• What is being asked: Set down all the entries again, word for word.

• Input for this task:

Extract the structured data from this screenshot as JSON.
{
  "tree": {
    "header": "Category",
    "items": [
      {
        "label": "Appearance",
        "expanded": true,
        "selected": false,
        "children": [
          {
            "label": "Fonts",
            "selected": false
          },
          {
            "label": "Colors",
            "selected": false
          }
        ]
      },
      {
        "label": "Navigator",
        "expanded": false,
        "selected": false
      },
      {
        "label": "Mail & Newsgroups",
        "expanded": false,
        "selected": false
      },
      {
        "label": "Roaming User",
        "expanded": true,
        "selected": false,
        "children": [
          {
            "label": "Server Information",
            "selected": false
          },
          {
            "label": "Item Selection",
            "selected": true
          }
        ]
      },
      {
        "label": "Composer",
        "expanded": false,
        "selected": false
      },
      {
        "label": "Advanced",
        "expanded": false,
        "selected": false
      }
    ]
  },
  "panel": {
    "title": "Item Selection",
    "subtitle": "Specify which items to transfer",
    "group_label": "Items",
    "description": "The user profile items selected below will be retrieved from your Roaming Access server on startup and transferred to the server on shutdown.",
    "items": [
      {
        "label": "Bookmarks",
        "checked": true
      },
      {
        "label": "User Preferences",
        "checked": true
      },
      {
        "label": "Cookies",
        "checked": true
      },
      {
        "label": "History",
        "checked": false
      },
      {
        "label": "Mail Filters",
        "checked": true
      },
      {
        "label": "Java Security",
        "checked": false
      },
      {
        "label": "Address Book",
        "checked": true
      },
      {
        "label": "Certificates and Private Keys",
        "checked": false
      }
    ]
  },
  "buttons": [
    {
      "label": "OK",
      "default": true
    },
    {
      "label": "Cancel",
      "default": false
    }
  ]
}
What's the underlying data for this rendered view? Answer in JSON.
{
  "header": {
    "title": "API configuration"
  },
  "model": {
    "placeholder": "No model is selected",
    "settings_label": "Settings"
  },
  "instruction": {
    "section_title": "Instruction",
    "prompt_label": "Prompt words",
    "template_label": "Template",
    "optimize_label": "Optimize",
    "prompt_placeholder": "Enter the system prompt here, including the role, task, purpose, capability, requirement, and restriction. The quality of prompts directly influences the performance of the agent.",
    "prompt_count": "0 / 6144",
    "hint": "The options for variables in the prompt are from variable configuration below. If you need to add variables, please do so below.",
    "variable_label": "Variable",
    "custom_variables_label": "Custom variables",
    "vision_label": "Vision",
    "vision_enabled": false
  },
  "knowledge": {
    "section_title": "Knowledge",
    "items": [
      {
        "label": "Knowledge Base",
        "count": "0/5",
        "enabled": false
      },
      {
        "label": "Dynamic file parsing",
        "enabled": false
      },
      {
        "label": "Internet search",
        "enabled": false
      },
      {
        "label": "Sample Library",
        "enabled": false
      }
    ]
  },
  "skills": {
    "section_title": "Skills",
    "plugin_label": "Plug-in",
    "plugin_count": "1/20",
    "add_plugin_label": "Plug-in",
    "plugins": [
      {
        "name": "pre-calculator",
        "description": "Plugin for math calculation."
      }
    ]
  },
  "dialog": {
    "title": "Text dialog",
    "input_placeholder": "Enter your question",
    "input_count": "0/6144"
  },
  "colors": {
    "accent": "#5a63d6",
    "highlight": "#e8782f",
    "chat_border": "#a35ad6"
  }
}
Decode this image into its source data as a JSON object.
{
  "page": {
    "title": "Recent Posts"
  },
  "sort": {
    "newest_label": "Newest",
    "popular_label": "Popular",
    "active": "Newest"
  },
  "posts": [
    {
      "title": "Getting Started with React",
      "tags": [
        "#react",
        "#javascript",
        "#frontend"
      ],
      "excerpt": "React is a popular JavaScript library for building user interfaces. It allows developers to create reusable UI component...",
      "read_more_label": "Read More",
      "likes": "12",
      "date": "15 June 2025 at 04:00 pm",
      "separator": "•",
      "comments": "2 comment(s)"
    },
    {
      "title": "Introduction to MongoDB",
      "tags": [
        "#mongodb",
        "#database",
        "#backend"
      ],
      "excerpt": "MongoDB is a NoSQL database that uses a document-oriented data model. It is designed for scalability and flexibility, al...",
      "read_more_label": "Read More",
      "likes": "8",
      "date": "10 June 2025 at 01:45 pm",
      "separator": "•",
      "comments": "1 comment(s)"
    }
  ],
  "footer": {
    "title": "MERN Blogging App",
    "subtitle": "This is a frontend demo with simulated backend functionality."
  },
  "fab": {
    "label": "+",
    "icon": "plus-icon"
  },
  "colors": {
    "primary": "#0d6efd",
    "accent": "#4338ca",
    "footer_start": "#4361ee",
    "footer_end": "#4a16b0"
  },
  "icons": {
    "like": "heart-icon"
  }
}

• Final answer:
Extract the structured data from this screenshot as JSON.
{
  "tree": {
    "header": "Category",
    "items": [
      {
        "label": "Appearance",
        "expanded": true,
        "selected": false,
        "children": [
          {
            "label": "Fonts",
            "selected": false
          },
          {
            "label": "Colors",
            "selected": false
          }
        ]
      },
      {
        "label": "Navigator",
        "expanded": false,
        "selected": false
      },
      {
        "label": "Mail & Newsgroups",
        "expanded": false,
        "selected": false
      },
      {
        "label": "Roaming User",
        "expanded": true,
        "selected": false,
        "children": [
          {
            "label": "Server Information",
            "selected": false
          },
          {
            "label": "Item Selection",
            "selected": true
          }
        ]
      },
      {
        "label": "Composer",
        "expanded": false,
        "selected": false
      },
      {
        "label": "Advanced",
        "expanded": false,
        "selected": false
      }
    ]
  },
  "panel": {
    "title": "Item Selection",
    "subtitle": "Specify which items to transfer",
    "group_label": "Items",
    "description": "The user profile items selected below will be retrieved from your Roaming Access server on startup and transferred to the server on shutdown.",
    "items": [
      {
        "label": "Bookmarks",
        "checked": true
      },
      {
        "label": "User Preferences",
        "checked": true
      },
      {
        "label": "Cookies",
        "checked": true
      },
      {
        "label": "History",
        "checked": false
      },
      {
        "label": "Mail Filters",
        "checked": true
      },
      {
        "label": "Java Security",
        "checked": false
      },
      {
        "label": "Address Book",
        "checked": true
      },
      {
        "label": "Certificates and Private Keys",
        "checked": false
      }
    ]
  },
  "buttons": [
    {
      "label": "OK",
      "default": true
    },
    {
      "label": "Cancel",
      "default": false
    }
  ]
}
What's the underlying data for this rendered view? Answer in JSON.
{
  "header": {
    "title": "API configuration"
  },
  "model": {
    "placeholder": "No model is selected",
    "settings_label": "Settings"
  },
  "instruction": {
    "section_title": "Instruction",
    "prompt_label": "Prompt words",
    "template_label": "Template",
    "optimize_label": "Optimize",
    "prompt_placeholder": "Enter the system prompt here, including the role, task, purpose, capability, requirement, and restriction. The quality of prompts directly influences the performance of the agent.",
    "prompt_count": "0 / 6144",
    "hint": "The options for variables in the prompt are from variable configuration below. If you need to add variables, please do so below.",
    "variable_label": "Variable",
    "custom_variables_label": "Custom variables",
    "vision_label": "Vision",
    "vision_enabled": false
  },
  "knowledge": {
    "section_title": "Knowledge",
    "items": [
      {
        "label": "Knowledge Base",
        "count": "0/5",
        "enabled": false
      },
      {
        "label": "Dynamic file parsing",
        "enabled": false
      },
      {
        "label": "Internet search",
        "enabled": false
      },
      {
        "label": "Sample Library",
        "enabled": false
      }
    ]
  },
  "skills": {
    "section_title": "Skills",
    "plugin_label": "Plug-in",
    "plugin_count": "1/20",
    "add_plugin_label": "Plug-in",
    "plugins": [
      {
        "name": "pre-calculator",
        "description": "Plugin for math calculation."
      }
    ]
  },
  "dialog": {
    "title": "Text dialog",
    "input_placeholder": "Enter your question",
    "input_count": "0/6144"
  },
  "colors": {
    "accent": "#5a63d6",
    "highlight": "#e8782f",
    "chat_border": "#a35ad6"
  }
}
Decode this image into its source data as a JSON object.
{
  "page": {
    "title": "Recent Posts"
  },
  "sort": {
    "newest_label": "Newest",
    "popular_label": "Popular",
    "active": "Newest"
  },
  "posts": [
    {
      "title": "Getting Started with React",
      "tags": [
        "#react",
        "#javascript",
        "#frontend"
      ],
      "excerpt": "React is a popular JavaScript library for building user interfaces. It allows developers to create reusable UI component...",
      "read_more_label": "Read More",
      "likes": "12",
      "date": "15 June 2025 at 04:00 pm",
      "separator": "•",
      "comments": "2 comment(s)"
    },
    {
      "title": "Introduction to MongoDB",
      "tags": [
        "#mongodb",
        "#database",
        "#backend"
      ],
      "excerpt": "MongoDB is a NoSQL database that uses a document-oriented data model. It is designed for scalability and flexibility, al...",
      "read_more_label": "Read More",
      "likes": "8",
      "date": "10 June 2025 at 01:45 pm",
      "separator": "•",
      "comments": "1 comment(s)"
    }
  ],
  "footer": {
    "title": "MERN Blogging App",
    "subtitle": "This is a frontend demo with simulated backend functionality."
  },
  "fab": {
    "label": "+",
    "icon": "plus-icon"
  },
  "colors": {
    "primary": "#0d6efd",
    "accent": "#4338ca",
    "footer_start": "#4361ee",
    "footer_end": "#4a16b0"
  },
  "icons": {
    "like": "heart-icon"
  }
}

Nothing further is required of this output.